Five-year mortality rates decreased 7% for those who were part of the triple-screened group of the study.
Triple screening of older men for abdominal aortic aneurysm (AAA), peripheral arterial disease (PD), and hypertension resulted in a 7% reduction in 5-year mortality, according to results presented at the European Society of Cardiology (ESC) Congress in Barcelona.
The Viborg Vascular (VIVA) trial, led by Jes Lindholt (pictured), DMSci, PhD, of Odense University Hospital in Denmark and Rikke Søgaard, MD, of Aarhus University in Denmark, examined a patient population of 50,156 men aged 65 to 74 that were randomized to either no screening or triple screening groups.
Previous studies have shown that 6% of men older than 65 have AAA, a significantly higher rate than women, leading the study authors to exclude women from the trial.
"We believe that this improvement is primarily explained by the 2.5-times higher incidence of elective aneurysm repairs and the doubled initiation rates of antithrombotic and lipid-lowering therapy in the group invited to screening," Lindholt said in a statement.
Half of the men (n=18748) were randomized to receive triple screening, which was carried out by 2 trained nurses in a 10-minute session. An AAA of 30 mm or more was found in 3.3% of men (n=616), 0.3% having an AAA larger than 5.4 cm (n=61). The men that tested with an AAA larger than 5.5 cm were referred to a CT scan.
PAD (ankle-brachial index of <0.9 or >1.4) was diagnosed in 11% of the men, while moderate to severe hypertension (>160/100 mm Hg) was detected in 10.5%.
The 2506 men that were diagnosed with AAA or PAD were retested and given a cholesterol blood test. The results showed that 37% had total cholesterol of >4 mmol/L, with 46% surveying that they were receiving sufficient medical prevention.
Men who tested with possible hypertension were referred to a general practitioner to confirm the diagnosis and review antihypertension therapy.
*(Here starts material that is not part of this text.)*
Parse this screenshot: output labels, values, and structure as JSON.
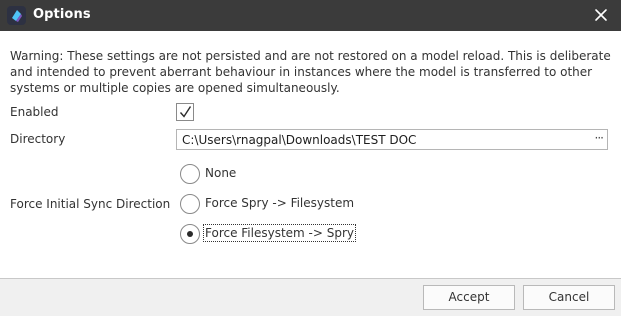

After a median 4.4-year follow up, 10.2% (n=2566) of the men had died in the screened group, compared to 10.8% (n=2715) in the non-screened group.
"After 5 years we found that this simple vascular screening effort reduces overall mortality by 7%, with a number needed to invite as low as 169 to prevent one death within 5 years," Lindholt said.
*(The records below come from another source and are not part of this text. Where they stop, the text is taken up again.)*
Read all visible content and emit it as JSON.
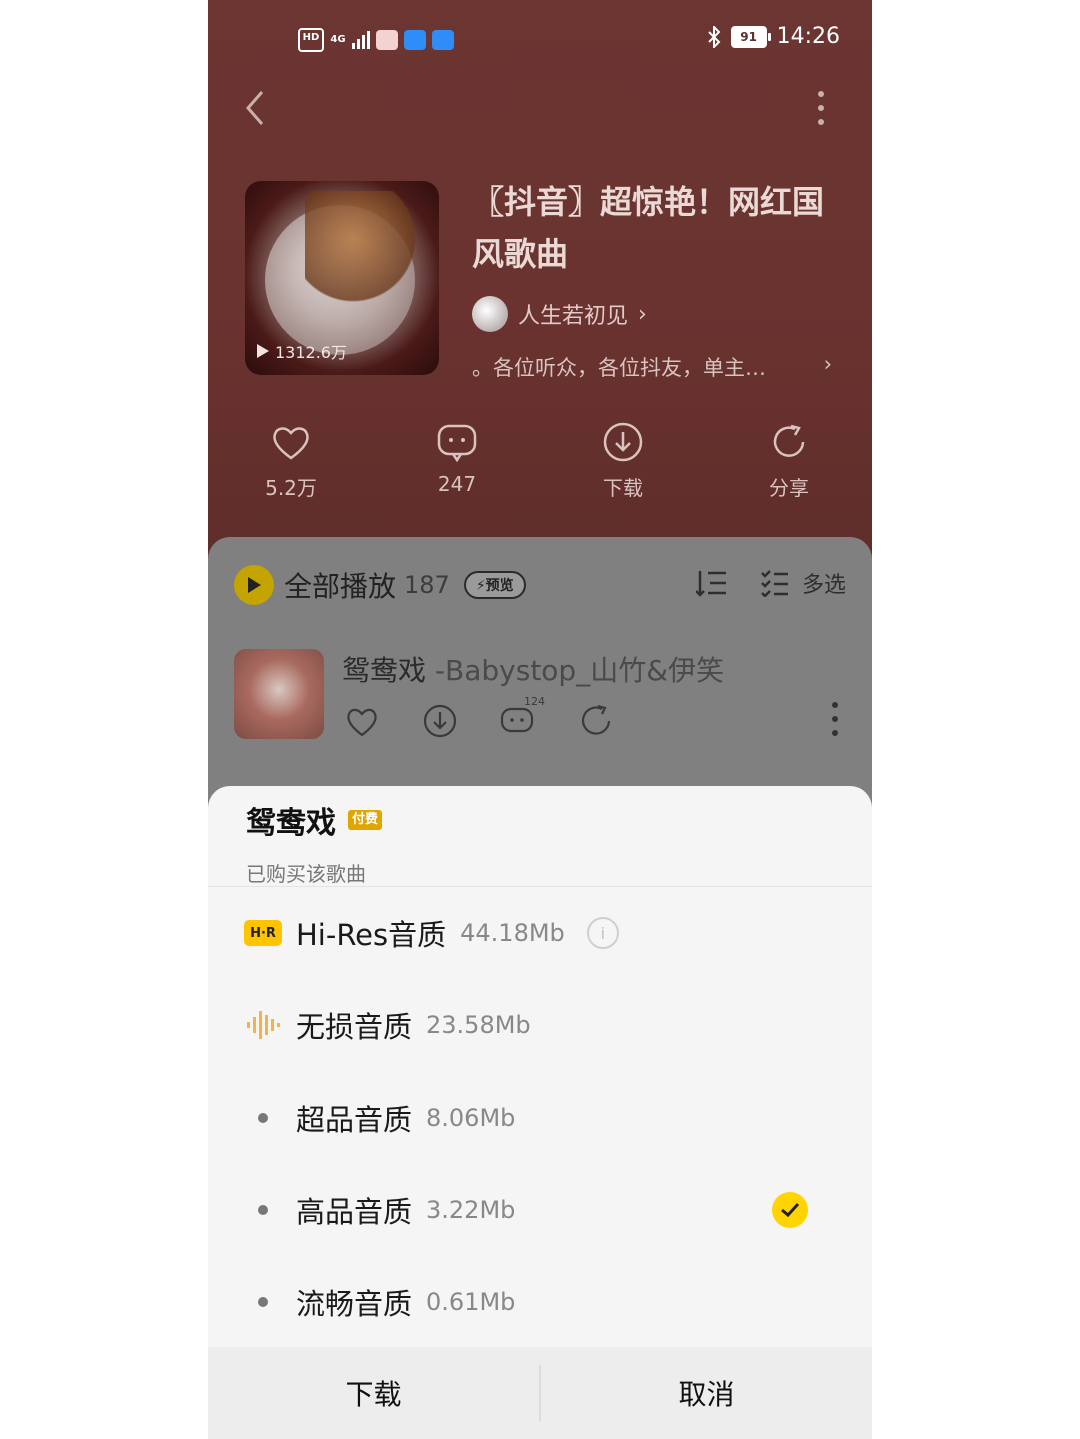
{
  "status_bar": {
    "net": "4G",
    "hd": "HD",
    "battery": "91",
    "time": "14:26"
  },
  "playlist": {
    "title": "〖抖音〗超惊艳！网红国风歌曲",
    "play_count": "1312.6万",
    "author": "人生若初见",
    "description": "。各位听众，各位抖友，单主…",
    "actions": {
      "like": "5.2万",
      "comment": "247",
      "download": "下载",
      "share": "分享"
    }
  },
  "list": {
    "play_all_label": "全部播放",
    "count": "187",
    "preview_badge": "预览",
    "multi_select": "多选",
    "song": {
      "title": "鸳鸯戏",
      "artist": " -Babystop_山竹&伊笑",
      "comment_count": "124"
    }
  },
  "sheet": {
    "song_title": "鸳鸯戏",
    "paid_badge": "付费",
    "subtitle": "已购买该歌曲",
    "options": [
      {
        "badge": "H·R",
        "label": "Hi-Res音质",
        "size": "44.18Mb",
        "info": "i"
      },
      {
        "label": "无损音质",
        "size": "23.58Mb"
      },
      {
        "label": "超品音质",
        "size": "8.06Mb"
      },
      {
        "label": "高品音质",
        "size": "3.22Mb",
        "selected": true
      },
      {
        "label": "流畅音质",
        "size": "0.61Mb"
      }
    ],
    "download": "下载",
    "cancel": "取消"
  },
  "colors": {
    "accent": "#ffd400",
    "hero_bg": "#6b3532",
    "overlay_gray": "#808080"
  }
}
Whether or not to treat AAA or PAD with low-dose aspirin and/or statins has been a topic of contention, according to the authors. However, the clinical implications of the findings are that AAA and PAD patients should receive statins and antiplatelets, Linholt said.
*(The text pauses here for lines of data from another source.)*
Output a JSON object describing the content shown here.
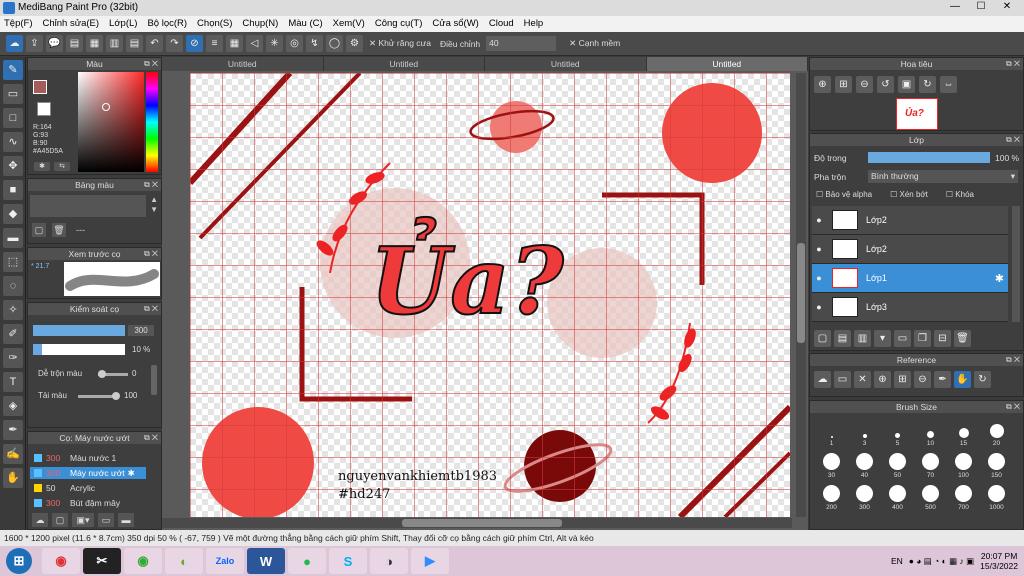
{
  "window": {
    "title": "MediBang Paint Pro (32bit)",
    "minimize": "—",
    "maximize": "☐",
    "close": "✕"
  },
  "menu": [
    "Tệp(F)",
    "Chỉnh sửa(E)",
    "Lớp(L)",
    "Bộ lọc(R)",
    "Chọn(S)",
    "Chụp(N)",
    "Màu (C)",
    "Xem(V)",
    "Công cụ(T)",
    "Cửa sổ(W)",
    "Cloud",
    "Help"
  ],
  "toolbar": {
    "antialias_label": "Khử răng cưa",
    "adjust_label": "Điều chỉnh",
    "adjust_value": "40",
    "snap_label": "Cạnh mềm"
  },
  "color_panel": {
    "title": "Màu",
    "r": "R:164",
    "g": "G:93",
    "b": "B:90",
    "hex": "#A45D5A",
    "primary_color": "#A45D5A"
  },
  "palette_panel": {
    "title": "Bảng màu",
    "dash": "---"
  },
  "brush_preview": {
    "title": "Xem trước cọ",
    "size": "21.7"
  },
  "brush_control": {
    "title": "Kiểm soát cọ",
    "size_value": "300",
    "opacity_value": "10 %",
    "blend_label": "Dễ trộn màu",
    "blend_value": "0",
    "amount_label": "Tải màu",
    "amount_value": "100"
  },
  "brush_list": {
    "title": "Cọ: Máy nước ướt",
    "items": [
      {
        "size": "300",
        "name": "Màu nước 1"
      },
      {
        "size": "300",
        "name": "Máy nước ướt"
      },
      {
        "size": "50",
        "name": "Acrylic"
      },
      {
        "size": "300",
        "name": "Bút đậm mây"
      }
    ]
  },
  "tabs": [
    "Untitled",
    "Untitled",
    "Untitled",
    "Untitled"
  ],
  "artwork": {
    "title_text": "Ủa?",
    "signature": "nguyenvankhiemtb1983",
    "hashtag": "#hd247"
  },
  "navigator": {
    "title": "Hoa tiêu"
  },
  "layers": {
    "title": "Lớp",
    "opacity_label": "Độ trong",
    "opacity_value": "100 %",
    "blend_label": "Pha trộn",
    "blend_value": "Bình thường",
    "protect_alpha": "Bảo vệ alpha",
    "clipping": "Xén bớt",
    "lock": "Khóa",
    "items": [
      {
        "name": "Lớp2"
      },
      {
        "name": "Lớp2"
      },
      {
        "name": "Lớp1"
      },
      {
        "name": "Lớp3"
      }
    ]
  },
  "reference": {
    "title": "Reference"
  },
  "brush_size": {
    "title": "Brush Size",
    "sizes": [
      "1",
      "3",
      "5",
      "10",
      "15",
      "20",
      "30",
      "40",
      "50",
      "70",
      "100",
      "150",
      "200",
      "300",
      "400",
      "500",
      "700",
      "1000"
    ]
  },
  "status": {
    "text": "1600 * 1200 pixel  (11.6 * 8.7cm)  350 dpi  50 %  ( -67, 759 )  Vẽ một đường thẳng bằng cách giữ phím Shift, Thay đổi cỡ cọ bằng cách giữ phím Ctrl, Alt và kéo"
  },
  "taskbar": {
    "lang": "EN",
    "time": "20:07 PM",
    "date": "15/3/2022"
  }
}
The VIVA trial helped point out an underestimation of PAD by the medical community, something the COMPASS trial, also presented at the ESC Congress was quick to highlight.